- State and Local Graduate Programs (Alphabetical Listing)
- State and Local Graduate Programs (Discipline Listing)
Have you ever thought of getting a graduate or professional degree after your B.A.? Have you ever wondered how you would go about getting information on the different possibilities, finding a program that matches your interests and career goals, and preparing a successful application? If you have ever considered the possibility of graduate school, either in sociology or a related field, I invite you to explore the advice and links contained in this section.
While you explore your post-B.A. graduate and professional school opportunities think about the following:
Twenty years ago, there was really only one career in sociology. To be a sociologist was to be a professor in an academic setting. Today, although teaching remains the dominant activity among the 15,000 professional sociologists in the United States, other forms of employment are gaining in both numbers and significance.
Sociologists are employed as researchers, administrators and consultants by private organizations and government agencies at federal, state and local levels. Those sociologist who become researchers and consultants may be involved in such areas as community development, urban planning, health care delivery, criminological research, planning social welfare programs, and various aspects of program evaluation. Others with computer and methodological skills may become statisticians or affiliates of various research institutes (working, for example, with the Census Bureau, a public opinion institute, or federal agencies planning health and education programs).
Yet there are reasons to study sociology even if you do not intend to become a sociologist. The subject matter of sociology holds considerable interest for its own sake. Sociology provides many distinctive ways of looking at the world so as to generate new ideas and assess the old. Thus, sociology offers valuable preparation for a variety of careers and is a popular major for students planning futures in such professions as law, business, education, medicine, and city planning…not to mention social work, politics, and public administration. (Taken from the Loyola University Chicago, Dept of Sociology website)
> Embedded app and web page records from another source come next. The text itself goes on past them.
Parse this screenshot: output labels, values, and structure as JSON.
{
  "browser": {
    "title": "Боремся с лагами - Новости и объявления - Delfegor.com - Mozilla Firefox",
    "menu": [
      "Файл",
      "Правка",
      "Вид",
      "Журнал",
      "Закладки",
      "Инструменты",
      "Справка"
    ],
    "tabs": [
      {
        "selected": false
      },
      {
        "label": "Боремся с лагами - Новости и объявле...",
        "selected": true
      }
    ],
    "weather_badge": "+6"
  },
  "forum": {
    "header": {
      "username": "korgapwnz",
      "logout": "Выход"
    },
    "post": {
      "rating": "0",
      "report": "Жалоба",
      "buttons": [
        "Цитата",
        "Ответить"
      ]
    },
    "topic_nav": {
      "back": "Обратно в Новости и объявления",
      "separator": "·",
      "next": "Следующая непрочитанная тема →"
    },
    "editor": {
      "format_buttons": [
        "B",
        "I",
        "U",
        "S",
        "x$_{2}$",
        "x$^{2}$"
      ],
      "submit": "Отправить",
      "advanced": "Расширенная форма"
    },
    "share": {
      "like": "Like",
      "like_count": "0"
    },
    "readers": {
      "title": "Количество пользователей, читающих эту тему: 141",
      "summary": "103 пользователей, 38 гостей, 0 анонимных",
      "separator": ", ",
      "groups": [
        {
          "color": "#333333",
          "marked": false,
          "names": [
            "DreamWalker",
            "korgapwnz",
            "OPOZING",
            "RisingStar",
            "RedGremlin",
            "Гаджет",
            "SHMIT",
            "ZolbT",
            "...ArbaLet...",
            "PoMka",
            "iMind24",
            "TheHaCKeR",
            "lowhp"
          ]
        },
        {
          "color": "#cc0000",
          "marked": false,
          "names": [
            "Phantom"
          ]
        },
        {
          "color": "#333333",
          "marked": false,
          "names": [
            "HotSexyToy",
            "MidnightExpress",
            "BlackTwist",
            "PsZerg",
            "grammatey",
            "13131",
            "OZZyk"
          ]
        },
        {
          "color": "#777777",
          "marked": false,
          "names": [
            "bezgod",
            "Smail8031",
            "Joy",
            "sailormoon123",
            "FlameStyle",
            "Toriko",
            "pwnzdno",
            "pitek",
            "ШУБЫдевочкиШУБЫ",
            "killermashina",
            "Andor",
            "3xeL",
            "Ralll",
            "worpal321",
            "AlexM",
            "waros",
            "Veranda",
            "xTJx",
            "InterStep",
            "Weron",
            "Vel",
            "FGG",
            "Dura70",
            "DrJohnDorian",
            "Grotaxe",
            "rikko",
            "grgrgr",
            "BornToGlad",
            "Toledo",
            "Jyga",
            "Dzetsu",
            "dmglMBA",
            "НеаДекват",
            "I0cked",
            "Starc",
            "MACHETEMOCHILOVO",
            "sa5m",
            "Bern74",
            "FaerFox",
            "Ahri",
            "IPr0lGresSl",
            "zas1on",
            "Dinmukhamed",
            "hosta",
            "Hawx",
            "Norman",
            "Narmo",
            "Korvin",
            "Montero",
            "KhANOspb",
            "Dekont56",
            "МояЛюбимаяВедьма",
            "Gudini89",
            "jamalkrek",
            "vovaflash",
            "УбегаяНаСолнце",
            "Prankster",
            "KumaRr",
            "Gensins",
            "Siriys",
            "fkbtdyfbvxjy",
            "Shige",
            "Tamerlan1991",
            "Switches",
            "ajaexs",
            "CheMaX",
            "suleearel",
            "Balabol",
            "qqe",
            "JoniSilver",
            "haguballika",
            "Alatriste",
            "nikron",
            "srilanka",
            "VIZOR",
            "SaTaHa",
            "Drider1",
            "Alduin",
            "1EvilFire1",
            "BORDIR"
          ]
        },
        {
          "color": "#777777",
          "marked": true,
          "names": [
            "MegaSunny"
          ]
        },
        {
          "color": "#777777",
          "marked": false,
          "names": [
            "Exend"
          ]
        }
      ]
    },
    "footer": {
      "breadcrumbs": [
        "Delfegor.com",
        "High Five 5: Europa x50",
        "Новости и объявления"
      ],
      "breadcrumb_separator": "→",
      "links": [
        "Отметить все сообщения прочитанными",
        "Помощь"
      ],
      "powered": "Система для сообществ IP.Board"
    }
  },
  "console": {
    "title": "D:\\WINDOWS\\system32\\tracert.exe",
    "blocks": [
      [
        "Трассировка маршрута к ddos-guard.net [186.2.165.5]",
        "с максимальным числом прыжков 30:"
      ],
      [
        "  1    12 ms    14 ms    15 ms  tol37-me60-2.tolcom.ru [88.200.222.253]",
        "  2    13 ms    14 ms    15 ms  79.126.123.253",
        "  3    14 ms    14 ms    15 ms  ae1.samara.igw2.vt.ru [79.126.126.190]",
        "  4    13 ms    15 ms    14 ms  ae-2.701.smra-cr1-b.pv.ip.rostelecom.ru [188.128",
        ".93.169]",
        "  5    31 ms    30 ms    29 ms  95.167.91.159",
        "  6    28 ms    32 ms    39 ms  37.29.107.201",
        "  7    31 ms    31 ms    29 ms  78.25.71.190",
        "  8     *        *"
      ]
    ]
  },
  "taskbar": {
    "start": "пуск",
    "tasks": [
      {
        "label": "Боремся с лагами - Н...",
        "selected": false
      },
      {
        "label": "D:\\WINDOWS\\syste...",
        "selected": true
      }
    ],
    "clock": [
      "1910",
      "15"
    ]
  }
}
And remember that it is never too early to begin thinking about and preparing for the next step. The more you know about your options for a future career path, the more meaningful the time you spend here getting your B.A. will be. There are many things you can do along the road to your B.A. to open doors to opportunities afterwards. These include searching out opportunities to hone your research skills, polishing your reading, writing, vocabulary, and oral presentation tools, getting involved in on campus and off campus group activities that provide opportunities to learn leadership skills, and taking on service projects on your campus and in the larger community. All of these will make your degree more valuable when you graduate and increase the choices you have available to you over your lifetime.
Among the best ways to begin preparing for graduate school or a professional career in sociology while you are a major in sociology here at CSULB are through participation in the McNair Scholars Program or one of the internships offered in our sociology curriculum. Check out these excellent opportunities for advanced training in sociology.
If you do decide to continue your sociological training beyond the B.A. degree, the American Sociological Association provides a good summary of the options available to you. Similarly, a recent survey of Doctoral students provides some very useful and detailed information on the kinds of questions you should consider when deciding whether graduate school is the right choice for you. And, finally, here is a recent list of top graduate programs in sociology, along with contact links. See what they have to offer.